Last weeks election has altered the political landscape of Canada (see left, the top chart are 2011results, bottom are 2008 results) , but only reflects what people have already been thinking. Elections summarize past thinking and events rather than project the future. There should be a line on each ballot that says: "past performance does not guarantee future results," like all the mutual fund companies are required to do.
This past week the mainstream Canadian media have focussed on the demise of the Liberal Party, the surge of the NDP and their rookie caucus, but very little on the most important result, namely what a Conservative majority might mean for the future.
Stephen Harper and his gang now have free rein, there are so many in the media and the general public that openly hated the Harperites, that I'm surprised that angry demonstrations have not materialized, though that may yet happen.
What will the Conservatives do with their majority? On May 6th I discussed the National Post's priority list. If Harper wants to keep his fiscally responsible supporters he is going to have to stop kowtowing to the other parties for their support, Gerry Nicholls says precisely that here. Of course Harper has no need to kowtow anymore, but he really needs to show that things will be different. One way he could do this was suggested by a Quebec writer a couple of days ago, and I like it. Appoint Maxime Bernier, a fallen cabinet star, to President of the Treasury Board, Stockwell Day's old job. I think that is a great idea, I have always viewed Mr. Bernier as "libertarian-lite" and this would be a perfect place for his talents as outlined in the article.

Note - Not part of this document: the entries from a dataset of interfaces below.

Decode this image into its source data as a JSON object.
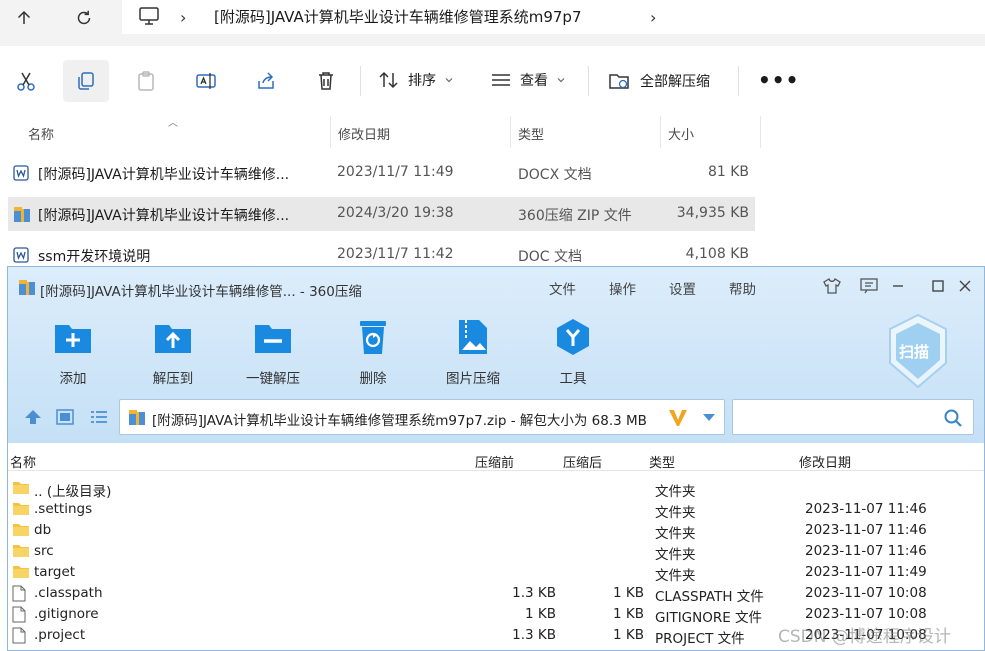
{
  "explorer": {
    "address": {
      "separator": "›",
      "folder": "[附源码]JAVA计算机毕业设计车辆维修管理系统m97p7"
    },
    "commands": {
      "sort_label": "排序",
      "view_label": "查看",
      "extract_all_label": "全部解压缩",
      "more_label": "•••"
    },
    "columns": {
      "name": "名称",
      "modified": "修改日期",
      "type": "类型",
      "size": "大小"
    },
    "files": [
      {
        "name": "[附源码]JAVA计算机毕业设计车辆维修...",
        "modified": "2023/11/7 11:49",
        "type": "DOCX 文档",
        "size": "81 KB",
        "icon": "word-doc-icon"
      },
      {
        "name": "[附源码]JAVA计算机毕业设计车辆维修...",
        "modified": "2024/3/20 19:38",
        "type": "360压缩 ZIP 文件",
        "size": "34,935 KB",
        "icon": "zip-archive-icon"
      },
      {
        "name": "ssm开发环境说明",
        "modified": "2023/11/7 11:42",
        "type": "DOC 文档",
        "size": "4,108 KB",
        "icon": "word-doc-icon"
      }
    ]
  },
  "zip": {
    "title": "[附源码]JAVA计算机毕业设计车辆维修管... - 360压缩",
    "menu": [
      "文件",
      "操作",
      "设置",
      "帮助"
    ],
    "toolbar": [
      "添加",
      "解压到",
      "一键解压",
      "删除",
      "图片压缩",
      "工具"
    ],
    "scan_label": "扫描",
    "path": "[附源码]JAVA计算机毕业设计车辆维修管理系统m97p7.zip - 解包大小为 68.3 MB",
    "columns": {
      "name": "名称",
      "packed": "压缩前",
      "compressed": "压缩后",
      "type": "类型",
      "modified": "修改日期"
    },
    "rows": [
      {
        "name": ".. (上级目录)",
        "packed": "",
        "compressed": "",
        "type": "文件夹",
        "modified": "",
        "icon": "folder"
      },
      {
        "name": ".settings",
        "packed": "",
        "compressed": "",
        "type": "文件夹",
        "modified": "2023-11-07 11:46",
        "icon": "folder"
      },
      {
        "name": "db",
        "packed": "",
        "compressed": "",
        "type": "文件夹",
        "modified": "2023-11-07 11:46",
        "icon": "folder"
      },
      {
        "name": "src",
        "packed": "",
        "compressed": "",
        "type": "文件夹",
        "modified": "2023-11-07 11:46",
        "icon": "folder"
      },
      {
        "name": "target",
        "packed": "",
        "compressed": "",
        "type": "文件夹",
        "modified": "2023-11-07 11:49",
        "icon": "folder"
      },
      {
        "name": ".classpath",
        "packed": "1.3 KB",
        "compressed": "1 KB",
        "type": "CLASSPATH 文件",
        "modified": "2023-11-07 10:08",
        "icon": "file"
      },
      {
        "name": ".gitignore",
        "packed": "1 KB",
        "compressed": "1 KB",
        "type": "GITIGNORE 文件",
        "modified": "2023-11-07 10:08",
        "icon": "file"
      },
      {
        "name": ".project",
        "packed": "1.3 KB",
        "compressed": "1 KB",
        "type": "PROJECT 文件",
        "modified": "2023-11-07 10:08",
        "icon": "file"
      }
    ]
  },
  "watermark": "CSDN @博途程序设计",
  "colors": {
    "accent_blue": "#1a8ae0",
    "zip_header": "#cfe6f8",
    "selection": "#e8e8e8",
    "folder": "#f5c242"
  }
}
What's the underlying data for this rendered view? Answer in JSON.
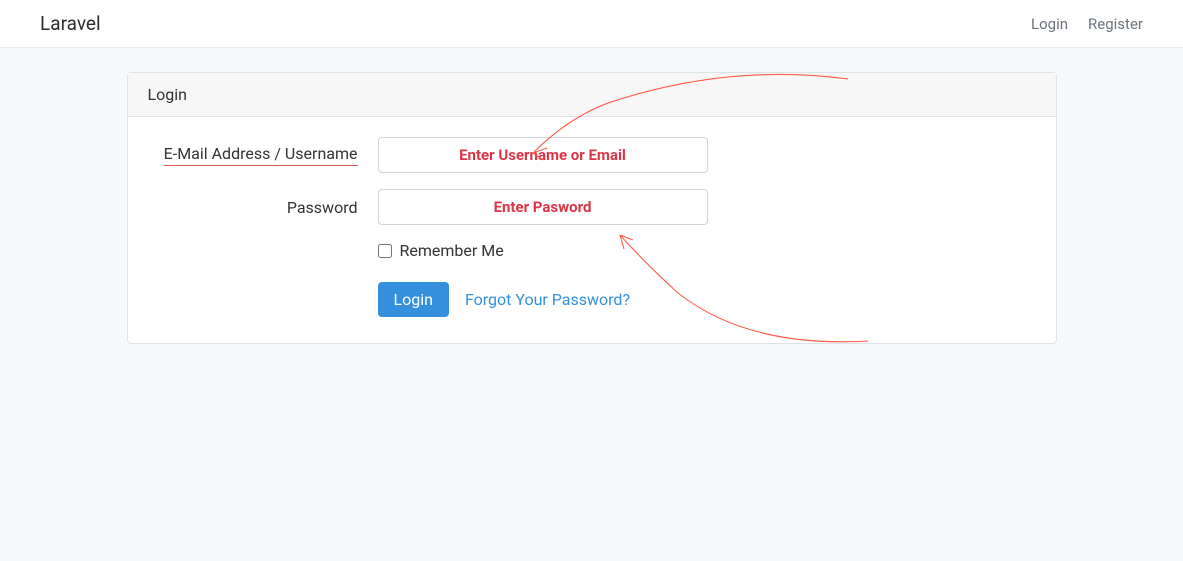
{
  "navbar": {
    "brand": "Laravel",
    "login_link": "Login",
    "register_link": "Register"
  },
  "card": {
    "title": "Login"
  },
  "form": {
    "email_label": "E-Mail Address / Username",
    "email_placeholder": "Enter Username or Email",
    "password_label": "Password",
    "password_placeholder": "Enter Pasword",
    "remember_label": "Remember Me",
    "submit_label": "Login",
    "forgot_link": "Forgot Your Password?"
  },
  "colors": {
    "annotation": "#ff5a45",
    "link": "#3490dc",
    "danger": "#dc3545"
  }
}
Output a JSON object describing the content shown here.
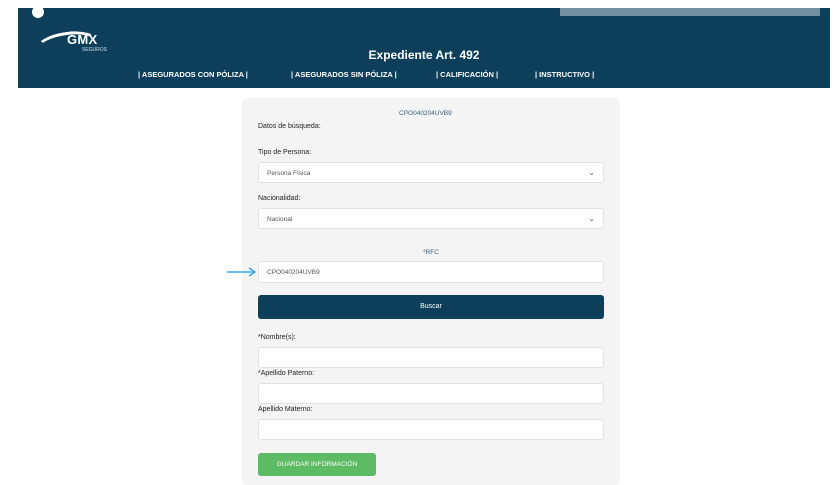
{
  "header": {
    "brand": "GMX",
    "brand_sub": "SEGUROS",
    "title": "Expediente Art. 492"
  },
  "nav": {
    "items": [
      {
        "label": "| ASEGURADOS CON PÓLIZA |"
      },
      {
        "label": "| ASEGURADOS SIN PÓLIZA |"
      },
      {
        "label": "| CALIFICACIÓN |"
      },
      {
        "label": "| INSTRUCTIVO |"
      }
    ]
  },
  "form": {
    "search_code": "CPO040204UVB9",
    "search_data_label": "Datos de búsqueda:",
    "person_type": {
      "label": "Tipo de Persona:",
      "value": "Persona Física"
    },
    "nationality": {
      "label": "Nacionalidad:",
      "value": "Nacional"
    },
    "rfc": {
      "label": "*RFC",
      "value": "CPO040204UVB9"
    },
    "search_button": "Buscar",
    "name": {
      "label": "*Nombre(s):",
      "value": ""
    },
    "last_name_paternal": {
      "label": "*Apellido Paterno:",
      "value": ""
    },
    "last_name_maternal": {
      "label": "Apellido Materno:",
      "value": ""
    },
    "save_button": "GUARDAR INFORMACIÓN"
  },
  "colors": {
    "header_bg": "#0d3f5b",
    "search_button_bg": "#0d3f5b",
    "save_button_bg": "#5dbb63",
    "arrow": "#3aa8e8",
    "card_bg": "#f4f4f4"
  },
  "icons": {
    "select_chevron": "chevron-down-icon",
    "pointer": "arrow-right-icon"
  }
}
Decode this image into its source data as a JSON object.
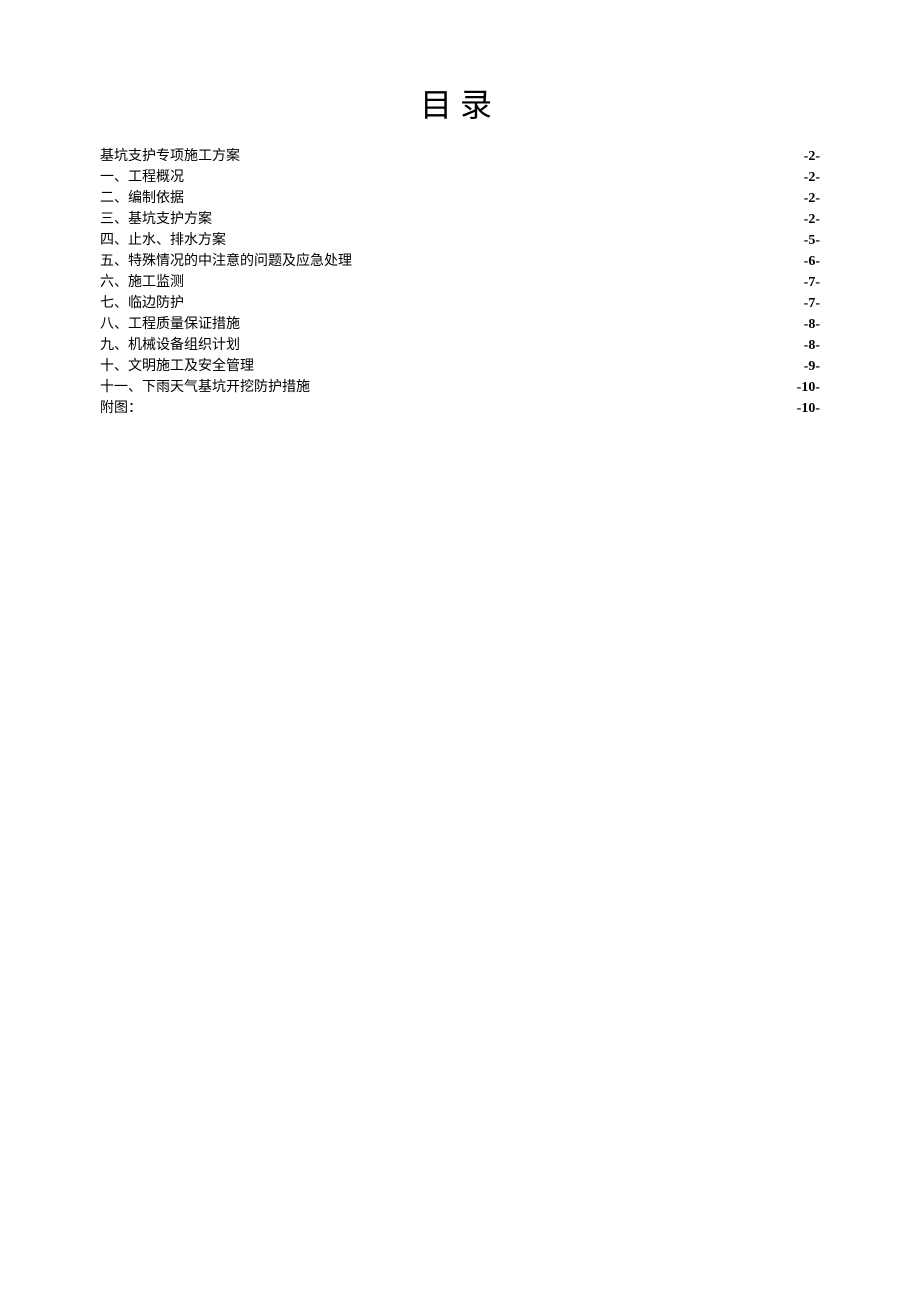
{
  "title": "目录",
  "toc": {
    "entries": [
      {
        "label": "基坑支护专项施工方案",
        "page": "-2-"
      },
      {
        "label": "一、工程概况",
        "page": "-2-"
      },
      {
        "label": "二、编制依据",
        "page": "-2-"
      },
      {
        "label": "三、基坑支护方案",
        "page": "-2-"
      },
      {
        "label": "四、止水、排水方案",
        "page": "-5-"
      },
      {
        "label": "五、特殊情况的中注意的问题及应急处理",
        "page": "-6-"
      },
      {
        "label": "六、施工监测",
        "page": "-7-"
      },
      {
        "label": "七、临边防护",
        "page": "-7-"
      },
      {
        "label": "八、工程质量保证措施",
        "page": "-8-"
      },
      {
        "label": "九、机械设备组织计划",
        "page": "-8-"
      },
      {
        "label": "十、文明施工及安全管理",
        "page": "-9-"
      },
      {
        "label": "十一、下雨天气基坑开挖防护措施",
        "page": "-10-"
      },
      {
        "label": "附图：",
        "page": "-10-"
      }
    ]
  }
}
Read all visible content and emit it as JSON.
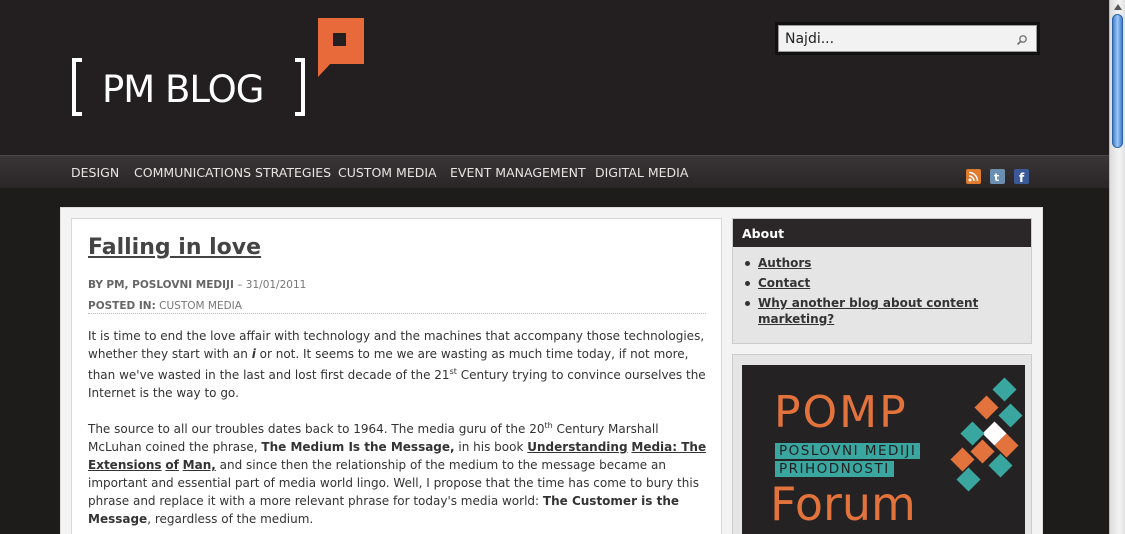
{
  "header": {
    "logo_text": "PM BLOG",
    "search_placeholder": "Najdi..."
  },
  "nav": {
    "items": [
      "DESIGN",
      "COMMUNICATIONS STRATEGIES",
      "CUSTOM MEDIA",
      "EVENT MANAGEMENT",
      "DIGITAL MEDIA"
    ],
    "social_icons": [
      "rss-icon",
      "twitter-icon",
      "facebook-icon"
    ]
  },
  "post": {
    "title": "Falling in love",
    "by_label": "BY",
    "author": "PM, POSLOVNI MEDIJI",
    "date_sep": "–",
    "date": "31/01/2011",
    "posted_in_label": "POSTED IN:",
    "category": "CUSTOM MEDIA",
    "p1": {
      "a": "It is time to end the love affair with technology and the machines that accompany those technologies, whether they start with an",
      "i": "i",
      "b": "or not.  It seems to me we are wasting as much time today, if not more, than we've wasted in the last and lost first decade of the 21",
      "sup": "st",
      "c": "Century trying to convince ourselves the Internet is the way to go."
    },
    "p2": {
      "a": "The source to all our troubles dates back to 1964.  The media guru of the 20",
      "sup": "th",
      "b": "Century Marshall McLuhan coined the phrase,",
      "bold1": "The Medium Is the Message,",
      "c": "in his book",
      "link1": "Understanding",
      "link2": "Media: The",
      "link3": "Extensions",
      "link4": "of",
      "link5": "Man,",
      "d": "and since then the relationship of the medium to the message became an important and essential part of media world lingo. Well, I propose that the time has come to bury this phrase and replace it with a more relevant phrase for today's media world:",
      "bold2": "The Customer is the Message",
      "e": ", regardless of the medium."
    }
  },
  "sidebar": {
    "about_title": "About",
    "about_links": [
      "Authors",
      "Contact",
      "Why another blog about content marketing?"
    ],
    "ad": {
      "line1": "POMP",
      "band1": "POSLOVNI MEDIJI",
      "band2": "PRIHODNOSTI",
      "line2": "Forum"
    }
  },
  "colors": {
    "accent": "#e86a3a",
    "teal": "#3aa6a0",
    "header_bg": "#231f20"
  }
}
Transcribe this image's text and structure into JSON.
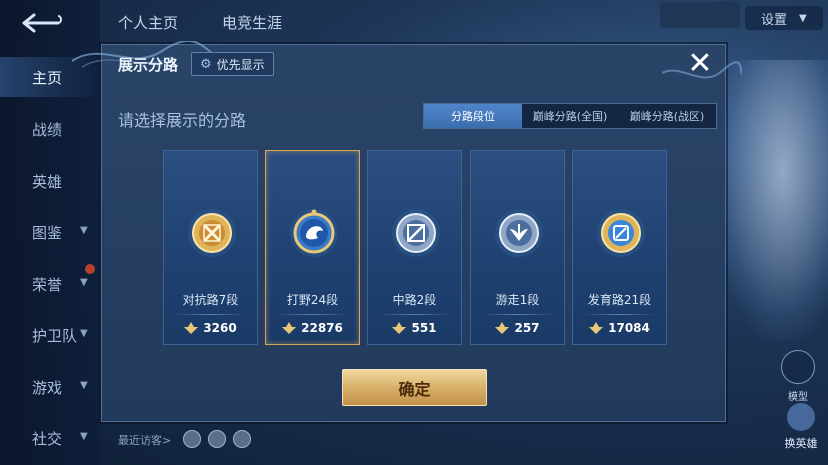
{
  "nav": {
    "items": [
      {
        "label": "主页",
        "chevron": false
      },
      {
        "label": "战绩",
        "chevron": false
      },
      {
        "label": "英雄",
        "chevron": false
      },
      {
        "label": "图鉴",
        "chevron": true
      },
      {
        "label": "荣誉",
        "chevron": true
      },
      {
        "label": "护卫队",
        "chevron": true
      },
      {
        "label": "游戏",
        "chevron": true
      },
      {
        "label": "社交",
        "chevron": true
      }
    ]
  },
  "top_tabs": [
    "个人主页",
    "电竞生涯"
  ],
  "settings_label": "设置",
  "visitors_label": "最近访客>",
  "model_label": "模型",
  "swap_hero_label": "换英雄",
  "modal": {
    "title": "展示分路",
    "priority_label": "优先显示",
    "close_label": "✕",
    "subtitle": "请选择展示的分路",
    "tabs": [
      {
        "label": "分路段位",
        "active": true
      },
      {
        "label": "巅峰分路(全国)",
        "active": false
      },
      {
        "label": "巅峰分路(战区)",
        "active": false
      }
    ],
    "cards": [
      {
        "label": "对抗路7段",
        "score": "3260",
        "selected": false,
        "emblem": "clash-lane-icon"
      },
      {
        "label": "打野24段",
        "score": "22876",
        "selected": true,
        "emblem": "jungle-dragon-icon"
      },
      {
        "label": "中路2段",
        "score": "551",
        "selected": false,
        "emblem": "mid-lane-icon"
      },
      {
        "label": "游走1段",
        "score": "257",
        "selected": false,
        "emblem": "roam-wings-icon"
      },
      {
        "label": "发育路21段",
        "score": "17084",
        "selected": false,
        "emblem": "farm-lane-icon"
      }
    ],
    "confirm_label": "确定"
  },
  "colors": {
    "accent_gold": "#d9b06a",
    "active_tab": "#4f86c9",
    "card_bg": "#1f4272"
  }
}
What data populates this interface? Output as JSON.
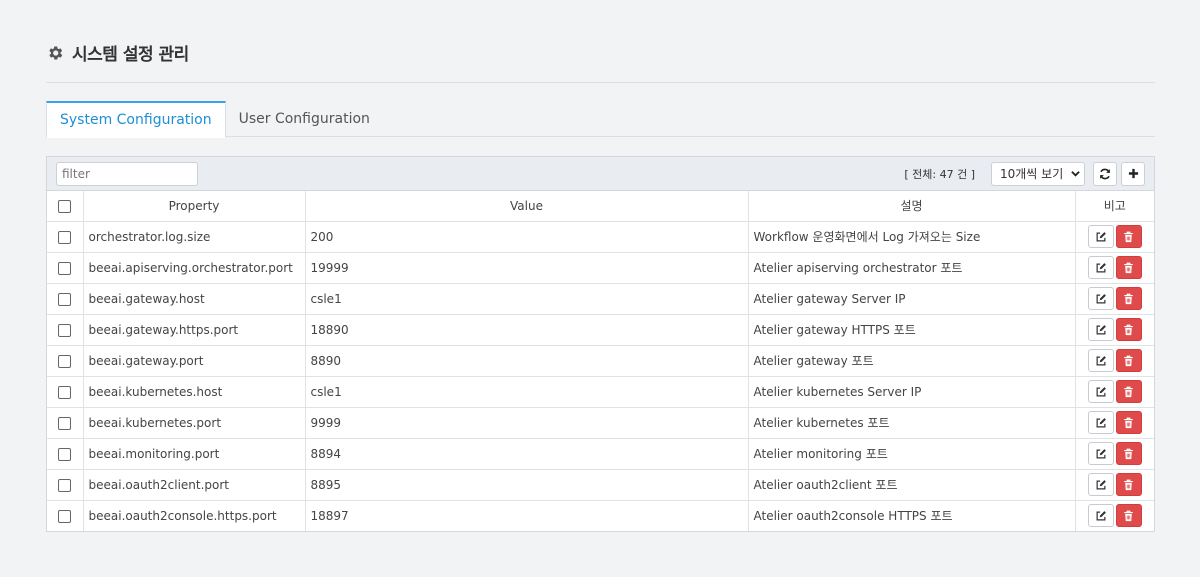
{
  "header": {
    "title": "시스템 설정 관리",
    "icon": "gear-icon"
  },
  "tabs": [
    {
      "label": "System Configuration",
      "active": true
    },
    {
      "label": "User Configuration",
      "active": false
    }
  ],
  "toolbar": {
    "filter_placeholder": "filter",
    "total_text": "[ 전체: 47 건 ]",
    "page_size": "10개씩 보기",
    "refresh_icon": "refresh-icon",
    "add_icon": "plus-icon"
  },
  "table": {
    "headers": [
      "Property",
      "Value",
      "설명",
      "비고"
    ],
    "rows": [
      {
        "property": "orchestrator.log.size",
        "value": "200",
        "desc": "Workflow 운영화면에서 Log 가져오는 Size"
      },
      {
        "property": "beeai.apiserving.orchestrator.port",
        "value": "19999",
        "desc": "Atelier apiserving orchestrator 포트"
      },
      {
        "property": "beeai.gateway.host",
        "value": "csle1",
        "desc": "Atelier gateway Server IP"
      },
      {
        "property": "beeai.gateway.https.port",
        "value": "18890",
        "desc": "Atelier gateway HTTPS 포트"
      },
      {
        "property": "beeai.gateway.port",
        "value": "8890",
        "desc": "Atelier gateway 포트"
      },
      {
        "property": "beeai.kubernetes.host",
        "value": "csle1",
        "desc": "Atelier kubernetes Server IP"
      },
      {
        "property": "beeai.kubernetes.port",
        "value": "9999",
        "desc": "Atelier kubernetes 포트"
      },
      {
        "property": "beeai.monitoring.port",
        "value": "8894",
        "desc": "Atelier monitoring 포트"
      },
      {
        "property": "beeai.oauth2client.port",
        "value": "8895",
        "desc": "Atelier oauth2client 포트"
      },
      {
        "property": "beeai.oauth2console.https.port",
        "value": "18897",
        "desc": "Atelier oauth2console HTTPS 포트"
      }
    ]
  },
  "colors": {
    "accent": "#1d8fd6",
    "danger": "#df4a4a"
  }
}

There are those that say Harper should not govern with an ideological bent because he will be accused of pulling out his "hidden agenda." When the Liberals or NDP suggest a new policy program for every little thing that ails us, they were never accused of being ideological, but of course they were. Its time we had some fiscally prudent ideology from the Conservatives, I hope it happens, but like some I'm not holding my breath.
In that article, Terence Corcoran suggests that the Conservatives acted like centrist Liberals in this election. This may be why the Liberals had such a poor showing, they had no where to go but to stray into "progressive socialist" territory, a realm already occupied by Jack Layton and the NDP, and since Layton was far more popular than Ignatieff, people chose Layton and the Liberals became redundant. In Ignatieff's election night concession speech he suggested he would stay as leader until he was no longer needed, 10 hours later was gone, and a day or so after that he was back to being a teacher, this time at the University of Toronto.
One of the best things that happened in this election was the collapse of the "fake-federalist-party" Bloc Quebecois, from 49 seats to 4, well deserved. Of course the poor Bloc Leader Gilles Duceppe, is left only with a paltry $141,000 annual pension. Who got suckered there?
I haven't mentioned Elizabeth May's impressive victory in British Columbia. She worked hard and moved there to find just the right group of deluded individuals from the wet (yes I mean wet) coast, land of Suzuki and all things environmental. I'm sure she will do an outstanding job of representing those people, she has proven she can play with the big boys in the 2008 leaders debate. Her party however, the Greens, is a dying force in Canada. Percentage draw this time was 3.9%, down from 6.8% in 2008 (then approaching the peak of climate change hysteria at COP 15), down from 4.5% 2006, and even down from 4.3% in 2004. In the light of NDP cap and trade policy, the Greens are redundant as much as the Liberals. Lawrence Solomon has an interesting link that compares political support of global warming activism in today's Post.
Now on to the Ontario election, less than 5 months away, thankfully a date that was known well in advance.